[Component data from apps and pages]
━━━━

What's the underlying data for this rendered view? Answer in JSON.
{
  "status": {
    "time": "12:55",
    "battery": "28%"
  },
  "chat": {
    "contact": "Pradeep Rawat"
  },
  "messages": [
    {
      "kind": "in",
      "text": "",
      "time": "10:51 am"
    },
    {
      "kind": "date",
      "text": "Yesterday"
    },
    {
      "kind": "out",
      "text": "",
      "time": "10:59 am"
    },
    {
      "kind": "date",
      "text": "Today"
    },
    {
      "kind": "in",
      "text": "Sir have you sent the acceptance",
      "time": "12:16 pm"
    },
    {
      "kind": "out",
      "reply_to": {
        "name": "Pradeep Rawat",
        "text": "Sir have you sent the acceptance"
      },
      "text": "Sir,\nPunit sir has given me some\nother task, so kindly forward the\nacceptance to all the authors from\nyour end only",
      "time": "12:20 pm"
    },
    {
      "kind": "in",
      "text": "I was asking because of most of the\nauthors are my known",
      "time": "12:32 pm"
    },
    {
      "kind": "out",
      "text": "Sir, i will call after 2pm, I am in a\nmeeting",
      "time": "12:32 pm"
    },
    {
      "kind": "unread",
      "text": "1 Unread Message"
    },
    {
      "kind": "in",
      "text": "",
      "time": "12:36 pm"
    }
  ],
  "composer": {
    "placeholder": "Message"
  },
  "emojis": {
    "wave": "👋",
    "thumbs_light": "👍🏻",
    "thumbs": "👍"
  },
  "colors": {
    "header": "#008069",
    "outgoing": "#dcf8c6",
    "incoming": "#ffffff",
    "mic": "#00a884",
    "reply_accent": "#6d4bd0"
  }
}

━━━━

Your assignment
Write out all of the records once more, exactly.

Reply
What's the underlying data for this rendered view? Answer in JSON.
{
  "status": {
    "time": "12:55",
    "battery": "28%"
  },
  "chat": {
    "contact": "Pradeep Rawat"
  },
  "messages": [
    {
      "kind": "in",
      "text": "",
      "time": "10:51 am"
    },
    {
      "kind": "date",
      "text": "Yesterday"
    },
    {
      "kind": "out",
      "text": "",
      "time": "10:59 am"
    },
    {
      "kind": "date",
      "text": "Today"
    },
    {
      "kind": "in",
      "text": "Sir have you sent the acceptance",
      "time": "12:16 pm"
    },
    {
      "kind": "out",
      "reply_to": {
        "name": "Pradeep Rawat",
        "text": "Sir have you sent the acceptance"
      },
      "text": "Sir,\nPunit sir has given me some\nother task, so kindly forward the\nacceptance to all the authors from\nyour end only",
      "time": "12:20 pm"
    },
    {
      "kind": "in",
      "text": "I was asking because of most of the\nauthors are my known",
      "time": "12:32 pm"
    },
    {
      "kind": "out",
      "text": "Sir, i will call after 2pm, I am in a\nmeeting",
      "time": "12:32 pm"
    },
    {
      "kind": "unread",
      "text": "1 Unread Message"
    },
    {
      "kind": "in",
      "text": "",
      "time": "12:36 pm"
    }
  ],
  "composer": {
    "placeholder": "Message"
  },
  "emojis": {
    "wave": "👋",
    "thumbs_light": "👍🏻",
    "thumbs": "👍"
  },
  "colors": {
    "header": "#008069",
    "outgoing": "#dcf8c6",
    "incoming": "#ffffff",
    "mic": "#00a884",
    "reply_accent": "#6d4bd0"
  }
}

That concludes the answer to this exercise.